▶ TASK BRIEF:
Return the lines of the data below in which the string "pointer" occurs.

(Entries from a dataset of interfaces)
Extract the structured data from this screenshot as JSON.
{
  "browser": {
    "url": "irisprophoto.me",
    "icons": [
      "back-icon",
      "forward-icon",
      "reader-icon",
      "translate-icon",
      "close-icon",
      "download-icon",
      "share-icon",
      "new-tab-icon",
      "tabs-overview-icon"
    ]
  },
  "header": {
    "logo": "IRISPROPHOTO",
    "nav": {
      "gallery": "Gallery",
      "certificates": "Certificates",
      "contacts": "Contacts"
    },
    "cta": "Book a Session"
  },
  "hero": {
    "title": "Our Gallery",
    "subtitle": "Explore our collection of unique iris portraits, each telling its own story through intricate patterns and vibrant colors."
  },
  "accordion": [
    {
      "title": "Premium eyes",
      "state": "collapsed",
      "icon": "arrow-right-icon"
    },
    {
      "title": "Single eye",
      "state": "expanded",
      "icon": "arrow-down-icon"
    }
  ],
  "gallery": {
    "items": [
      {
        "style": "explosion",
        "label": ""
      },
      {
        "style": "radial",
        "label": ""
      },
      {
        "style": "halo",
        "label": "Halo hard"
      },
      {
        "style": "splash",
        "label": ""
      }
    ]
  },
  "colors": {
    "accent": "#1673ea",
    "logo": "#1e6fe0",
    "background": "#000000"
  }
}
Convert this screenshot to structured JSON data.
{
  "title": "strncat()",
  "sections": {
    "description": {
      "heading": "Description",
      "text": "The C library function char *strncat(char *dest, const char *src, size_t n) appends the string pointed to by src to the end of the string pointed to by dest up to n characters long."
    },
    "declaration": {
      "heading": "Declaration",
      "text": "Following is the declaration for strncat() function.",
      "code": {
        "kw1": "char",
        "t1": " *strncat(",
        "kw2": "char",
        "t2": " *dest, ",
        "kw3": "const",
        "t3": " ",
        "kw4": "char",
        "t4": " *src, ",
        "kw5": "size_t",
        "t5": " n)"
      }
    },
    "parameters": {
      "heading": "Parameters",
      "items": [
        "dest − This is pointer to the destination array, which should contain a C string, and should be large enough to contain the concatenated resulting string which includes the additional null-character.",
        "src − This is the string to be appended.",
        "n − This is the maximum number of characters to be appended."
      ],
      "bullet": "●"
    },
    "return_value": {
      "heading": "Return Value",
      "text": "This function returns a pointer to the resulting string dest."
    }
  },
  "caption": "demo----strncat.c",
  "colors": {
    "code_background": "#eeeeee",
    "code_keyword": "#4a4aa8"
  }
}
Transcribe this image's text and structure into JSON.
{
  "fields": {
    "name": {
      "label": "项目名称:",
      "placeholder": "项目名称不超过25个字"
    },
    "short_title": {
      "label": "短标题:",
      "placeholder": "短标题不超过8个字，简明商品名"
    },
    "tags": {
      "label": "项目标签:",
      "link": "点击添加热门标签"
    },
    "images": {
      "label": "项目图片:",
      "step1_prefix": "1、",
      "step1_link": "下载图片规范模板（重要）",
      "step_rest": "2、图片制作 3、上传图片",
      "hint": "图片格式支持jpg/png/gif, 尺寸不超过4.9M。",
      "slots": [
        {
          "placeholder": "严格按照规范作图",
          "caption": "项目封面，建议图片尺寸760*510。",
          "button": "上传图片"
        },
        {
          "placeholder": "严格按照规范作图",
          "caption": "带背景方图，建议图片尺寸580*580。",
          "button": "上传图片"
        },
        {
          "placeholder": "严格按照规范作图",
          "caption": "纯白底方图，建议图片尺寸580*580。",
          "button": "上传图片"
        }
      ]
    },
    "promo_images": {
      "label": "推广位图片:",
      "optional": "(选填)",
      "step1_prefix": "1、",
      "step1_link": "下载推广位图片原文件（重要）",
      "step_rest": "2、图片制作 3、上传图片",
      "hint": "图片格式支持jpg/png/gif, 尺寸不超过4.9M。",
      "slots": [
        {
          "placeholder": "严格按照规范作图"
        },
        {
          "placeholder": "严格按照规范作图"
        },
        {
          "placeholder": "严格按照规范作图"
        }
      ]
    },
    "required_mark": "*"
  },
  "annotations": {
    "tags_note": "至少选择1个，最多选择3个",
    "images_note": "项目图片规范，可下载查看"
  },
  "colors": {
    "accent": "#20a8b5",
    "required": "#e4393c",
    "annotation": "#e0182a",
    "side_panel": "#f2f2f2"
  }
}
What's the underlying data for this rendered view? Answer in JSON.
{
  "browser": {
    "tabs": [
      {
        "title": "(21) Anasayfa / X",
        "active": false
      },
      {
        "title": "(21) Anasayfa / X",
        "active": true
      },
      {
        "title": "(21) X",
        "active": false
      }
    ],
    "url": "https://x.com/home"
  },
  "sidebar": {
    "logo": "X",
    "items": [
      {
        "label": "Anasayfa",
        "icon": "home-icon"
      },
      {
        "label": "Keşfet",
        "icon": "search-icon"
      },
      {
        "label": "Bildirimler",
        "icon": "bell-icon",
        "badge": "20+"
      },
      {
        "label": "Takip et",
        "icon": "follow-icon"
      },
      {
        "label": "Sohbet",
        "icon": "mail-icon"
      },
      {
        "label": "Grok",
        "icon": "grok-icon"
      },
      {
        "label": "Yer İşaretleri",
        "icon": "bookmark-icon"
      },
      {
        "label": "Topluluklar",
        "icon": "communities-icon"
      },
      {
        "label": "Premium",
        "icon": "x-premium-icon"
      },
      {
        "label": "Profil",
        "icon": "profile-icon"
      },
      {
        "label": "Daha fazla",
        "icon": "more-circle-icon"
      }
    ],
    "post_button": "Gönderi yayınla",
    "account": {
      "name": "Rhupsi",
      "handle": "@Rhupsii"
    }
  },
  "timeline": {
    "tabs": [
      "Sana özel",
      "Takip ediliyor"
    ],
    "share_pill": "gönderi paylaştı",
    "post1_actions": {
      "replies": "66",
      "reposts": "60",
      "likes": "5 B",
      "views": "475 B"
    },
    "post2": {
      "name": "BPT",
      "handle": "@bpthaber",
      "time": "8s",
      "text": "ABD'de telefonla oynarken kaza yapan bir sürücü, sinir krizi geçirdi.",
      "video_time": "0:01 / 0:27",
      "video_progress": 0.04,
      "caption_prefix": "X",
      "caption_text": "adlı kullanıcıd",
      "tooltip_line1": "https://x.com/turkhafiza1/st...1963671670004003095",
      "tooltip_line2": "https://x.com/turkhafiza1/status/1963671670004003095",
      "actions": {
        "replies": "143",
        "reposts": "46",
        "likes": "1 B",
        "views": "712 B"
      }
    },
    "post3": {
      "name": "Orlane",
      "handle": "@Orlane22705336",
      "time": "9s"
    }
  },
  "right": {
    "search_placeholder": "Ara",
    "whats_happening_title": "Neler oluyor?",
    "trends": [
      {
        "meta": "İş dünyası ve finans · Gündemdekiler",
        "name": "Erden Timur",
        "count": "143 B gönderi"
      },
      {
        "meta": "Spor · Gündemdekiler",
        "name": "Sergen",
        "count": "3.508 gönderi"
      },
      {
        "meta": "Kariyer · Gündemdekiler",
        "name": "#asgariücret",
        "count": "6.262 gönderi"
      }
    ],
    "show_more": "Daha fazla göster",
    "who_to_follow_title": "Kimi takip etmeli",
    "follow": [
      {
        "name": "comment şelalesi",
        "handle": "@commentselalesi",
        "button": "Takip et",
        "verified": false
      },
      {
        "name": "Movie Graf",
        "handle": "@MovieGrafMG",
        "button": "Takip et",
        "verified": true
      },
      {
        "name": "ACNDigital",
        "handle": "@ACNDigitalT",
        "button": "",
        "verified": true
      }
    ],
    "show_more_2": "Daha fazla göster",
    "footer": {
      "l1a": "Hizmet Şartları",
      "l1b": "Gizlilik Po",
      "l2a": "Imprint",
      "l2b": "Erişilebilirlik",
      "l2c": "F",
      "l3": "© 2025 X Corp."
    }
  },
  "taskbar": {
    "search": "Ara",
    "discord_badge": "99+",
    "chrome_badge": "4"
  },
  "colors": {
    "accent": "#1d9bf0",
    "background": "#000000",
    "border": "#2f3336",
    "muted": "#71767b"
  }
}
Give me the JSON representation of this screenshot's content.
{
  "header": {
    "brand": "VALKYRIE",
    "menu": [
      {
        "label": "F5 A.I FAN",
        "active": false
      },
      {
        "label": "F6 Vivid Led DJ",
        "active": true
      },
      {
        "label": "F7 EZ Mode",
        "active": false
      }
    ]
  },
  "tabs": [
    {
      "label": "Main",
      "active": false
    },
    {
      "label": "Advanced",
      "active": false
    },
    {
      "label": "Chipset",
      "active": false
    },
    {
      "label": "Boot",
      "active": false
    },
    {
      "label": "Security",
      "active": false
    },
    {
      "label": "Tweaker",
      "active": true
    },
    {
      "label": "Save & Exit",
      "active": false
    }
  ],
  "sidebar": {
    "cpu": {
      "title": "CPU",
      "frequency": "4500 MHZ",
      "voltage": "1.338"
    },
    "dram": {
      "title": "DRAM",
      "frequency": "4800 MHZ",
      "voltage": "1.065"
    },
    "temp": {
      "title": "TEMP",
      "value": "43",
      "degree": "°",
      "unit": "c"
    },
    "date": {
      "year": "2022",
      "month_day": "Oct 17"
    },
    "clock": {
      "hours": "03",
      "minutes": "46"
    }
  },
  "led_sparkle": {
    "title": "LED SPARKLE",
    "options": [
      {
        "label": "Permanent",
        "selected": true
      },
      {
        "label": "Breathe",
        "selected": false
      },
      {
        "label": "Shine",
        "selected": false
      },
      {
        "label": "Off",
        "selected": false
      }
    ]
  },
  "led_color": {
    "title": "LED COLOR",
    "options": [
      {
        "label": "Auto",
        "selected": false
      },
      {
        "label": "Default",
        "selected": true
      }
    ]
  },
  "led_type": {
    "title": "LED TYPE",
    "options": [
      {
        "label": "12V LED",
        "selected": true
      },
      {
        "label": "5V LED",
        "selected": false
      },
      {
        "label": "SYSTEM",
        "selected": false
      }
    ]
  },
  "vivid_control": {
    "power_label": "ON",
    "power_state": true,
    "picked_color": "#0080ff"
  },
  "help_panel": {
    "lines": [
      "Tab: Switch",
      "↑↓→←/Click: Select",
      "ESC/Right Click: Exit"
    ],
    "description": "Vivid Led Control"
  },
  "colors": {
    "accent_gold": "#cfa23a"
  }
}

▶ WRITTEN RESPONSE:
        "dest − This is pointer to the destination array, which should contain a C string, and should be large enough to contain the concatenated resulting string which includes the additional null-character.",
      "text": "This function returns a pointer to the resulting string dest."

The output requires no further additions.